> **Brief**: Look for "true" in the records and copy every line that has it.
*** Data for this exercise Section Begins ***
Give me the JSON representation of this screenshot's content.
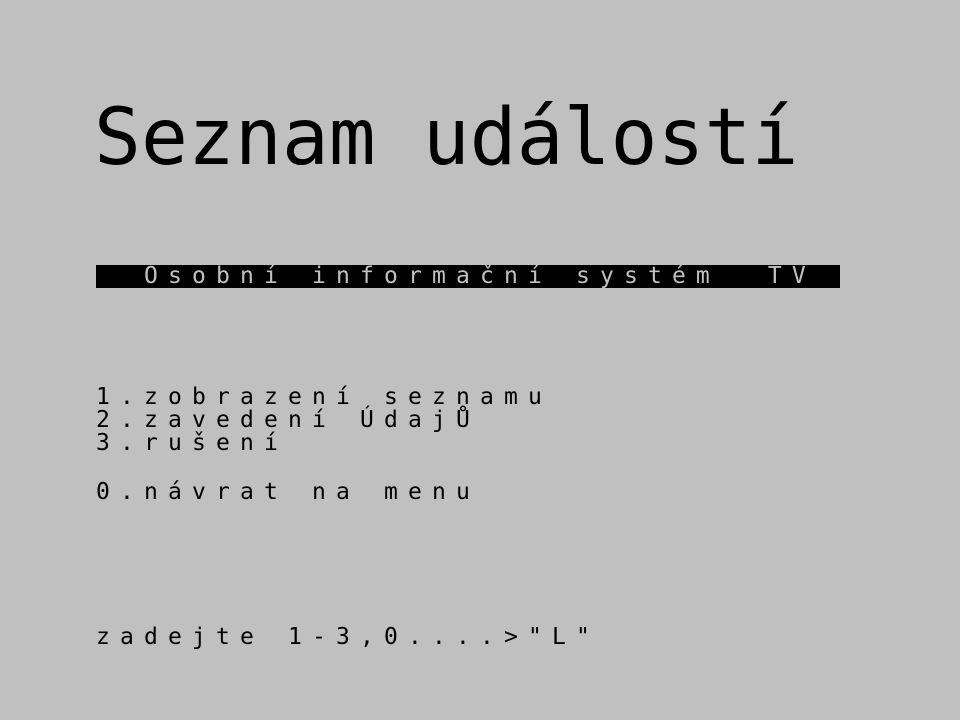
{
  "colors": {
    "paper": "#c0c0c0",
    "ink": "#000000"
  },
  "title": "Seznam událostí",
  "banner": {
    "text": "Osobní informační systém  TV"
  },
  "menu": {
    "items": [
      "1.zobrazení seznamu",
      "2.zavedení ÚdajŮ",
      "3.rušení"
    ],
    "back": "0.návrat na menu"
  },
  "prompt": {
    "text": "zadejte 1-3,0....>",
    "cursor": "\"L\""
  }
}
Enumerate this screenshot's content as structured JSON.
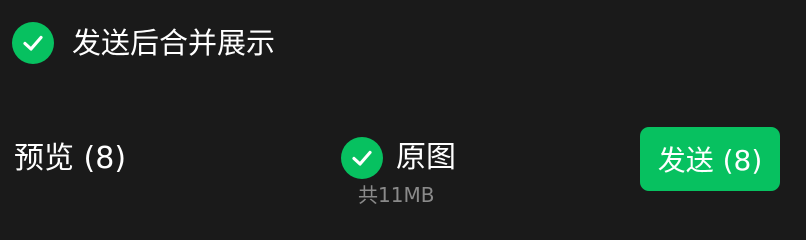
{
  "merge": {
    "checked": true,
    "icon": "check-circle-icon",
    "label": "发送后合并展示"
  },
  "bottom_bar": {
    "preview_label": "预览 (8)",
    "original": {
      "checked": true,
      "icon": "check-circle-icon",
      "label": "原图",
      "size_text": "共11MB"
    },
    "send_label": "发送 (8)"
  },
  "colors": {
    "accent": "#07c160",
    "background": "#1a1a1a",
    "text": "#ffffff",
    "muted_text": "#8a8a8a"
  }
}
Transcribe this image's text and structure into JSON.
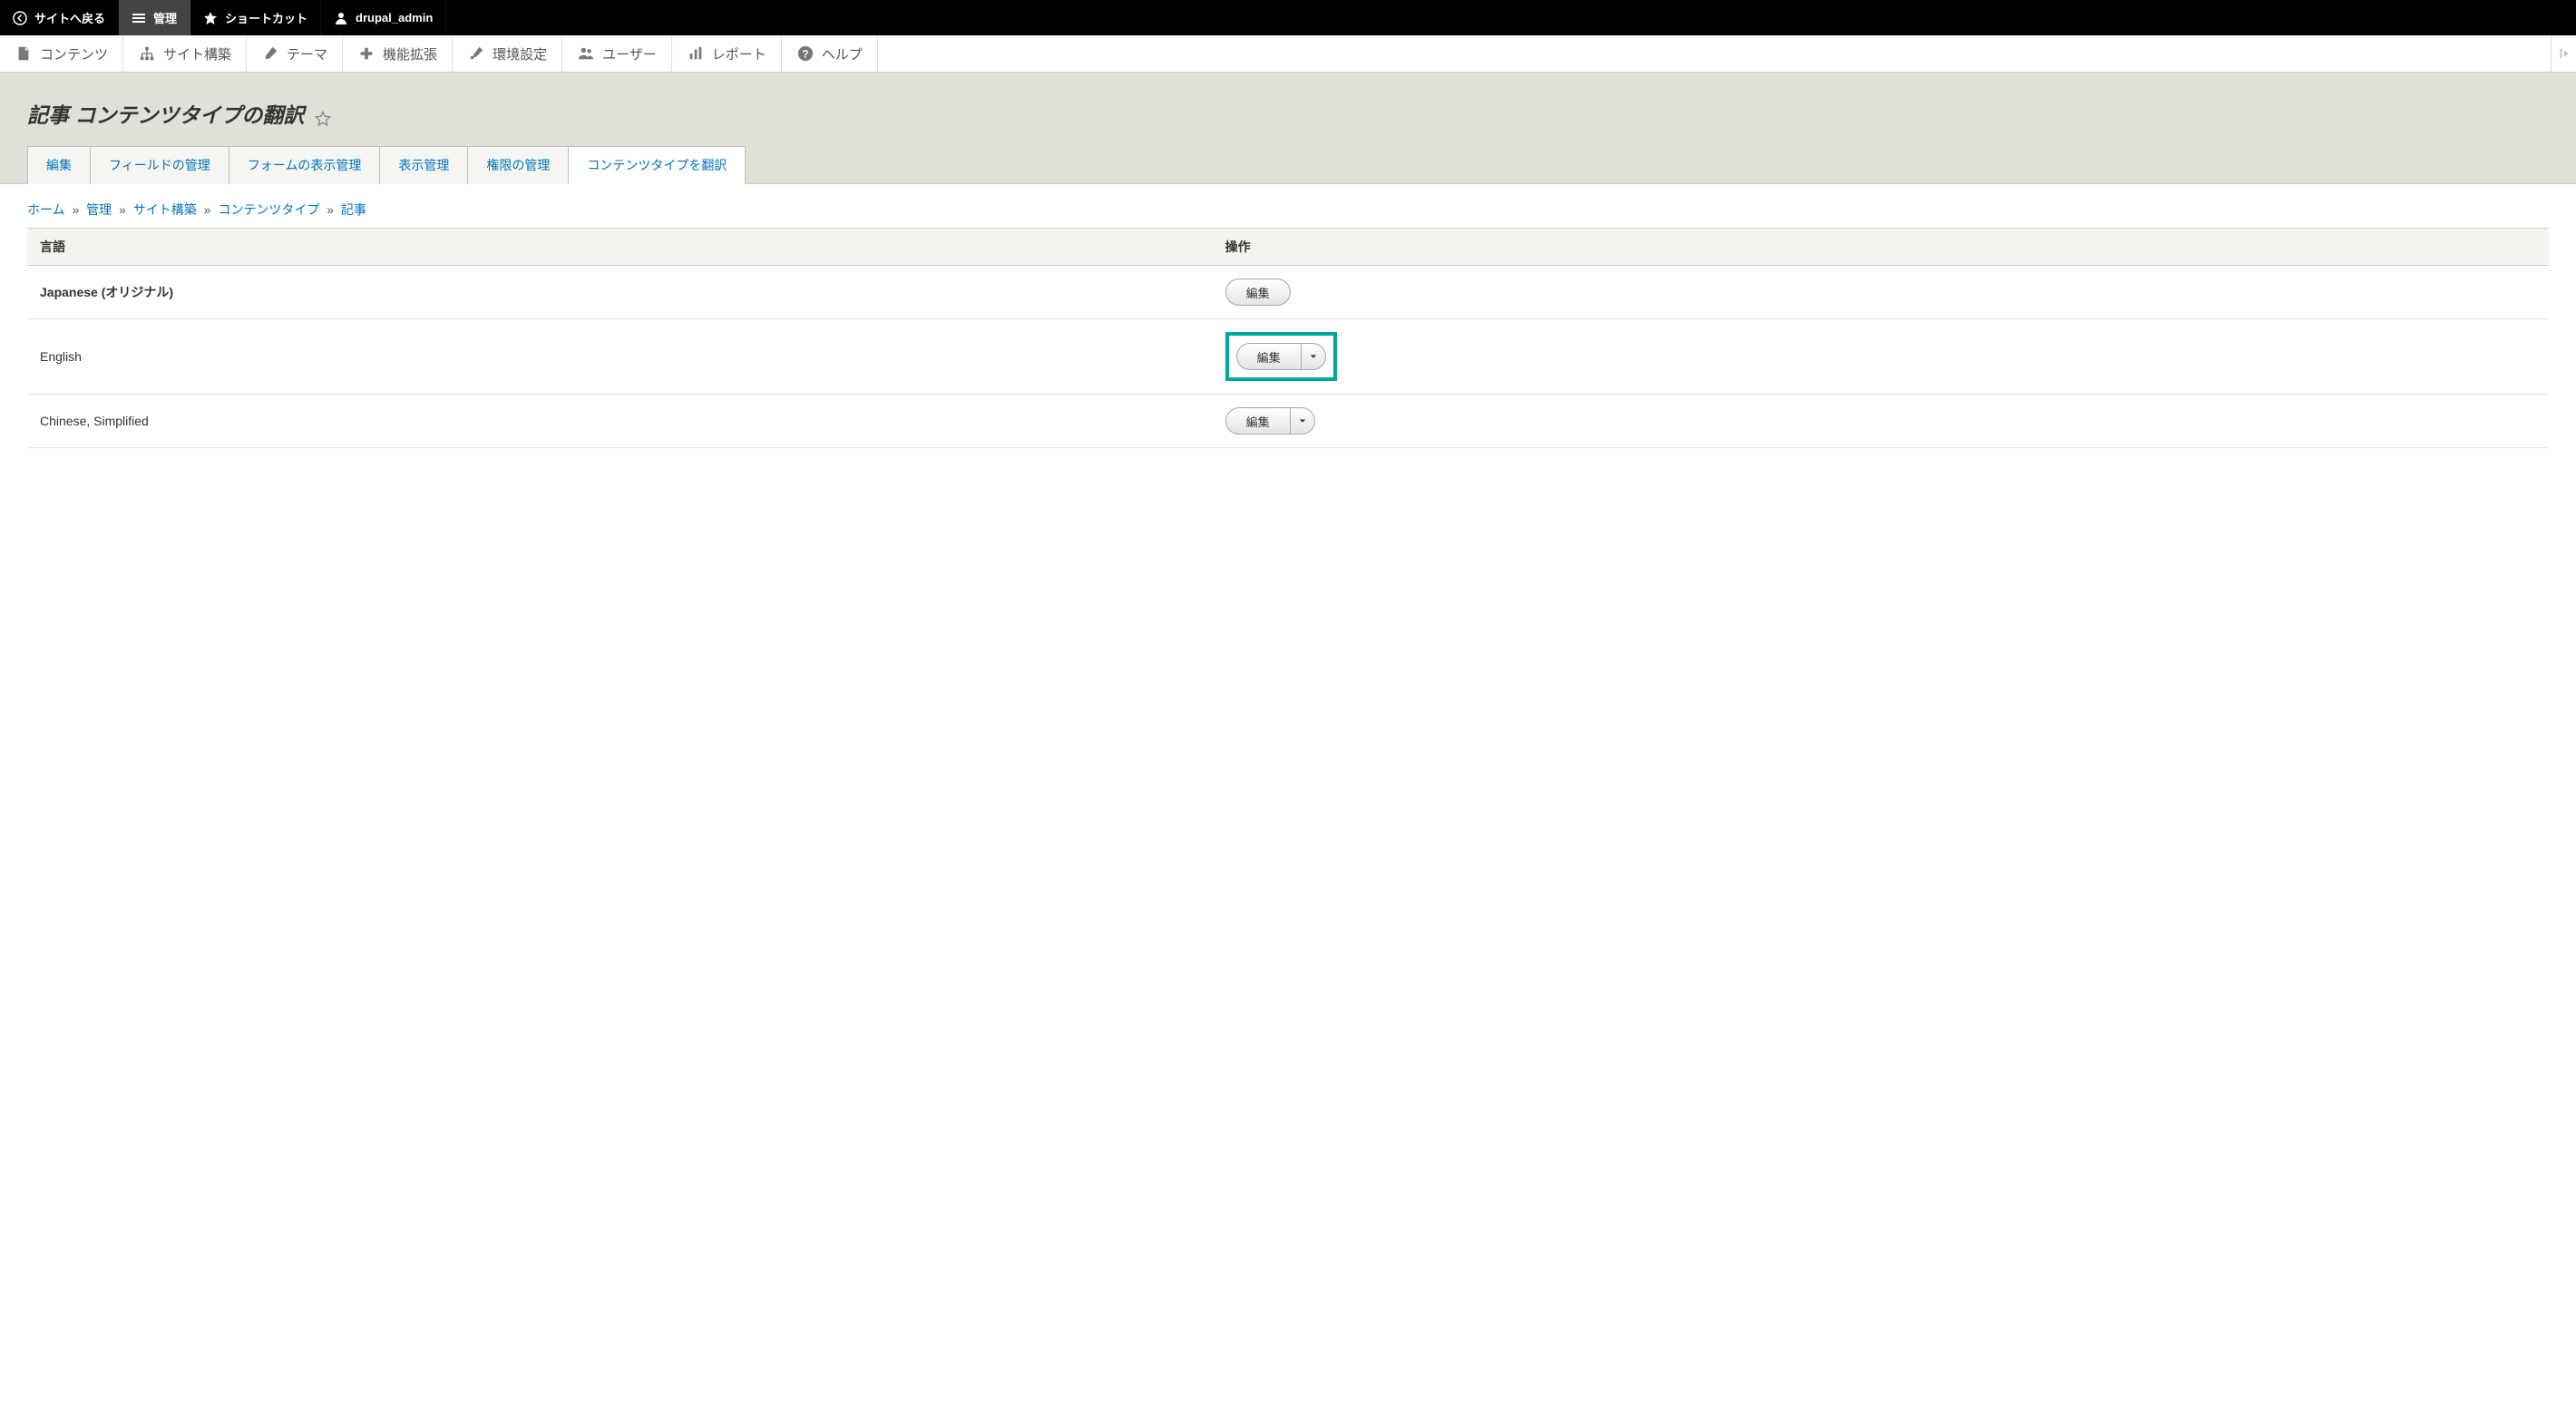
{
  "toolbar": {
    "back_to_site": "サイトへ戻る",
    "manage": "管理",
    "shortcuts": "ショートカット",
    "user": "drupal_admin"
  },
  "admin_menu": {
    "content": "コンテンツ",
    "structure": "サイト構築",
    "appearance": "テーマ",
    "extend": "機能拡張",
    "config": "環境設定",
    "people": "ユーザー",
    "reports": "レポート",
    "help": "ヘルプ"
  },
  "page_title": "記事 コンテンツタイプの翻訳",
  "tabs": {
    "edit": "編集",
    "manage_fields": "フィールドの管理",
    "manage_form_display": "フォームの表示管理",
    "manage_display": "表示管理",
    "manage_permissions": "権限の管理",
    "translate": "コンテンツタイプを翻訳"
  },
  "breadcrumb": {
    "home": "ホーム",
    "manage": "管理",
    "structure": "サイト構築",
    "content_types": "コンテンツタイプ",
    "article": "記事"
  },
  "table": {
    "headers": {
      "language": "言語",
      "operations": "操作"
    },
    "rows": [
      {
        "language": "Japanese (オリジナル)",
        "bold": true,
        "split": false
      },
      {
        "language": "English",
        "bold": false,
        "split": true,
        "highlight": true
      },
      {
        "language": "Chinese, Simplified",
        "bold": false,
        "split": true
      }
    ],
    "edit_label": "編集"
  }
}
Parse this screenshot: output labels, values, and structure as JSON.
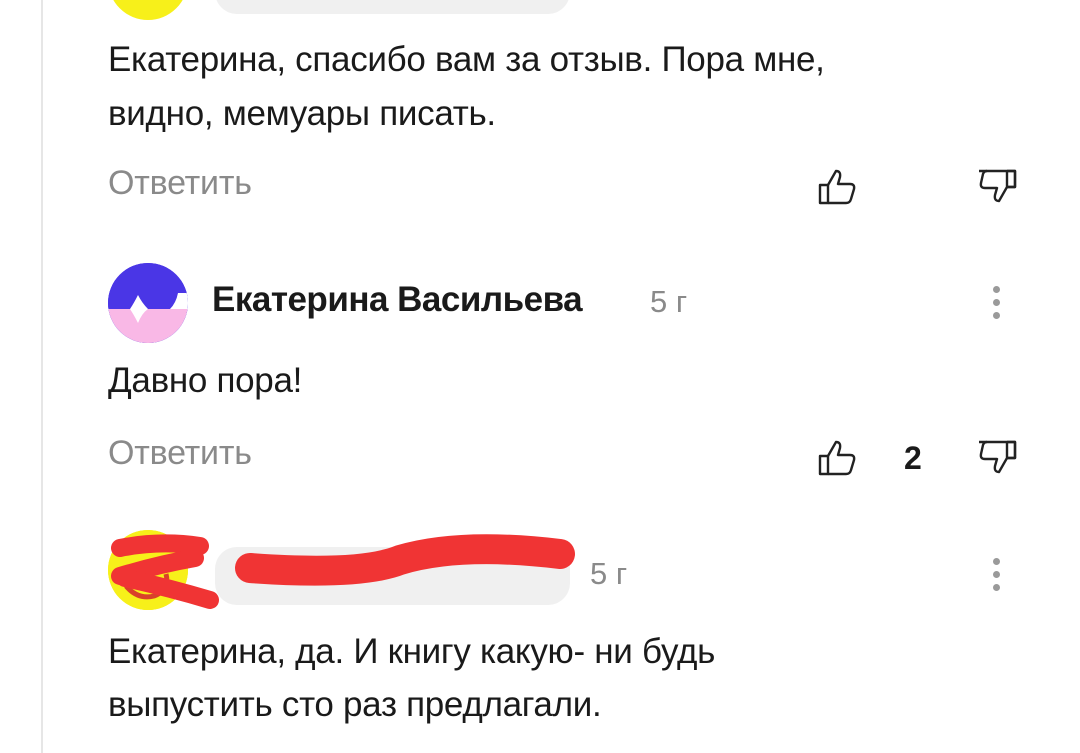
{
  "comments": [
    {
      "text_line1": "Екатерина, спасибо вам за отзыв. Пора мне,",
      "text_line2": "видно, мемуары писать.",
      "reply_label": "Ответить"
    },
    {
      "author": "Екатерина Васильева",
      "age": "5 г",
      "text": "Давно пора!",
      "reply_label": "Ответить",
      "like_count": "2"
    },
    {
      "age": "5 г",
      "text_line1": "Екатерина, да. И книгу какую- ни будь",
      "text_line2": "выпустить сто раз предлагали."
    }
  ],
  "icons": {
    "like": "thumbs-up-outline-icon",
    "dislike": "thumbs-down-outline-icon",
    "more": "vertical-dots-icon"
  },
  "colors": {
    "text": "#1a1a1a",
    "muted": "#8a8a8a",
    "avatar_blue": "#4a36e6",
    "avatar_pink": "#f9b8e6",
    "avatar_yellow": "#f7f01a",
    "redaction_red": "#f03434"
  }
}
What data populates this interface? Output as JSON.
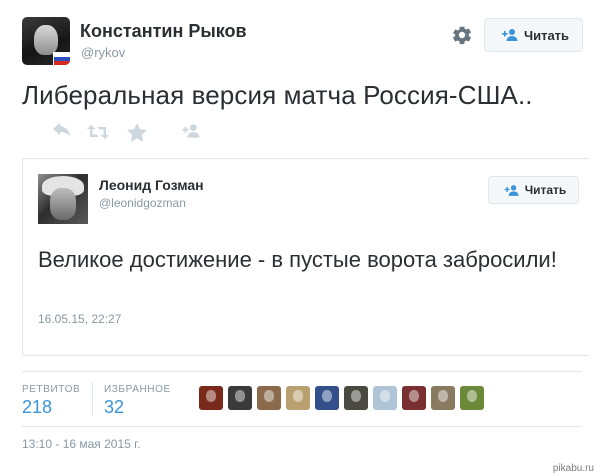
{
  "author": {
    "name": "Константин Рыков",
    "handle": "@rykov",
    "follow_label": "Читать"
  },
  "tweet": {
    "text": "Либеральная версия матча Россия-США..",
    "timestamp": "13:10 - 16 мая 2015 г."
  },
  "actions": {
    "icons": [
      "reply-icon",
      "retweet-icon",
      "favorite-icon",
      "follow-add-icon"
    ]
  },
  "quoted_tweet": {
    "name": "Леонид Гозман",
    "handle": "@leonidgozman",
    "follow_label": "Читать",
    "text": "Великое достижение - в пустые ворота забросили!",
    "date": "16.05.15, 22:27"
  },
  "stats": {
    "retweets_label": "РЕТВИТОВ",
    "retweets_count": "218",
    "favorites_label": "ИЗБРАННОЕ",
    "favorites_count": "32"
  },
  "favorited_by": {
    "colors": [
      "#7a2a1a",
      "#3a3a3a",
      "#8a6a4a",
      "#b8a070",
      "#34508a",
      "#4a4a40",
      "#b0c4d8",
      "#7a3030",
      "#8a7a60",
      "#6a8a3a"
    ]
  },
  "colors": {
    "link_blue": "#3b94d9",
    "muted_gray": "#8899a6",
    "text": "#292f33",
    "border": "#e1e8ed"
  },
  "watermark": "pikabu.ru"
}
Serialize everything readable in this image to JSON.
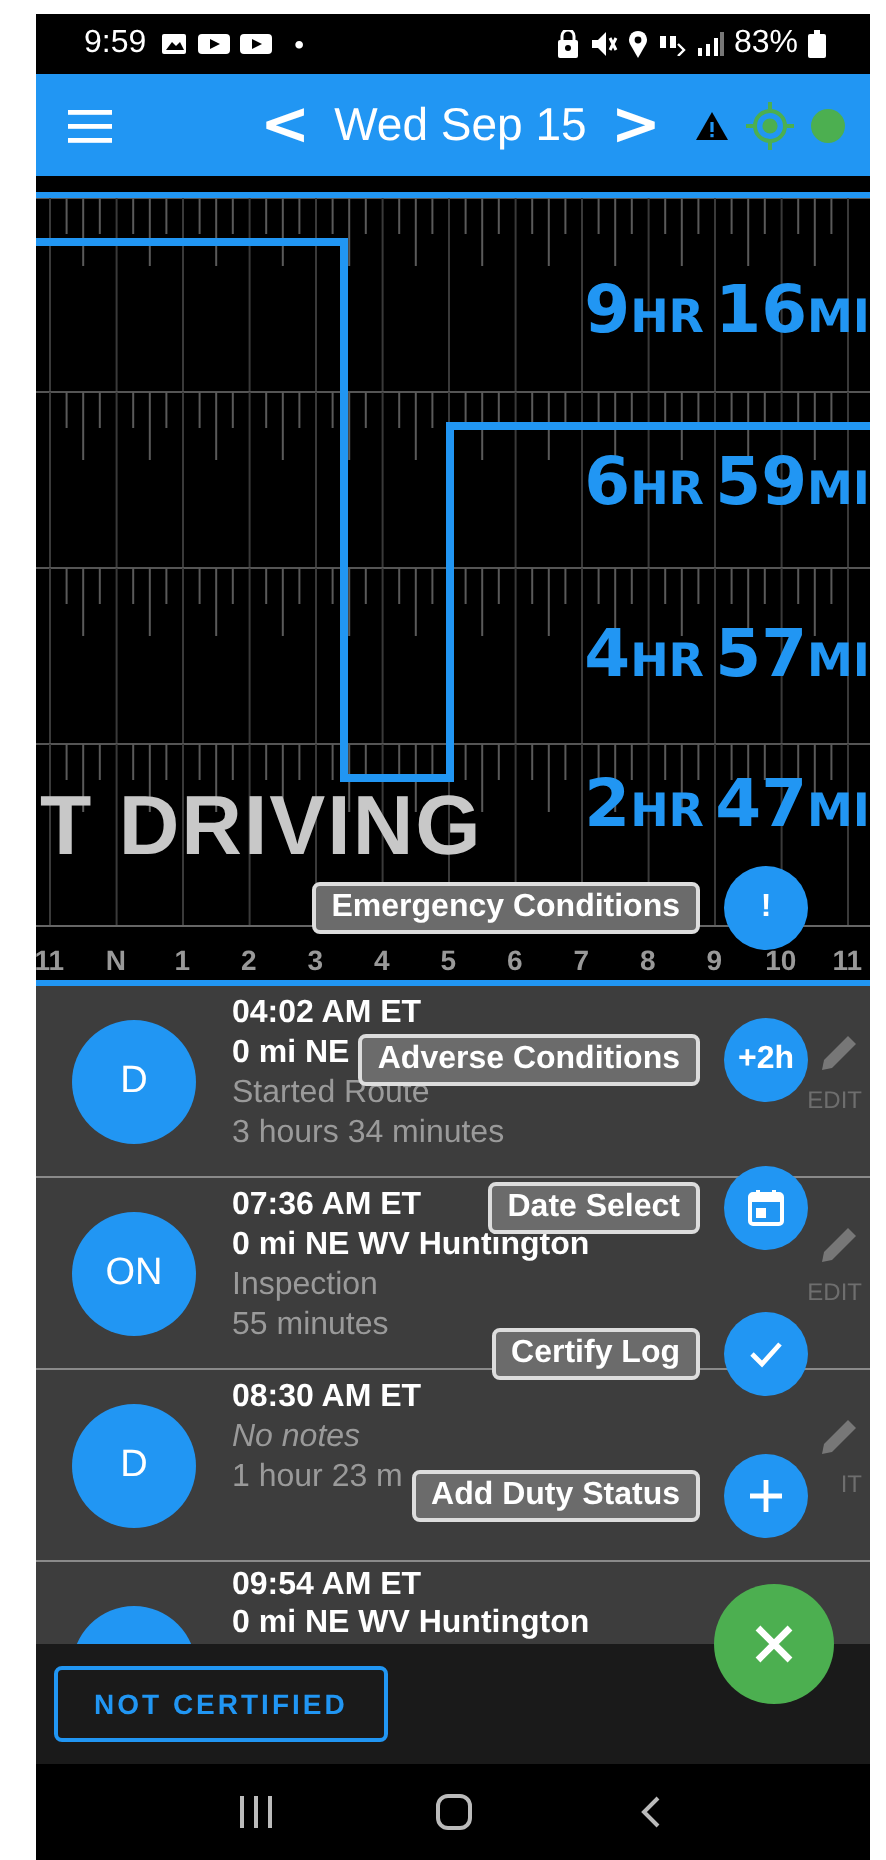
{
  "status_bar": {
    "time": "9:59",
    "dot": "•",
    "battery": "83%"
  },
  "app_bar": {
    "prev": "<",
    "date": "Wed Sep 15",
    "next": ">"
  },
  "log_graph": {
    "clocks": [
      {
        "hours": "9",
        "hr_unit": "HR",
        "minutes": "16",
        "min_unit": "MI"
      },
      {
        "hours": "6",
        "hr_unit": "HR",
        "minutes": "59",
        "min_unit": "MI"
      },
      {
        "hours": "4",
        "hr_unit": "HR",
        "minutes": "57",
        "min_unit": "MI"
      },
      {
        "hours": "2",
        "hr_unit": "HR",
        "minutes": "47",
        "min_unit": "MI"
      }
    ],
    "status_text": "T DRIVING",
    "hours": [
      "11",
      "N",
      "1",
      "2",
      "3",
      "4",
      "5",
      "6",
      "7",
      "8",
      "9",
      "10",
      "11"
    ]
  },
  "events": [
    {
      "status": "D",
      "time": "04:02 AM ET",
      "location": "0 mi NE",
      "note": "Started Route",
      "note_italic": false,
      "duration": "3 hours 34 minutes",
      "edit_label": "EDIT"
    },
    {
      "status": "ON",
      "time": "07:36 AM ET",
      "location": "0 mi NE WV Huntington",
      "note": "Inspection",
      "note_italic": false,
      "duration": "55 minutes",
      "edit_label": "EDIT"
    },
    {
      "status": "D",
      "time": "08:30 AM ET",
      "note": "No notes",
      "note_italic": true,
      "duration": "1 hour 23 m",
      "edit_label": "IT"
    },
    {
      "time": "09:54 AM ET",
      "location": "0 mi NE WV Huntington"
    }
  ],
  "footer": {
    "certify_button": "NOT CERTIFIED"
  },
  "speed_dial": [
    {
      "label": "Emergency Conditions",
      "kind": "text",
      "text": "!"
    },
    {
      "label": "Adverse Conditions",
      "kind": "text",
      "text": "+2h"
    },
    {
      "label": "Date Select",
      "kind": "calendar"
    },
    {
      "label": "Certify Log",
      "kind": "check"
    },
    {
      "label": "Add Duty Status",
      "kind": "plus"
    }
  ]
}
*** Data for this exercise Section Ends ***
> **Result**:
    "checked": true,
      "checked": true,
        "bold": true,
        "split": true,
        "highlight": true
        "split": true
      "note_italic": true,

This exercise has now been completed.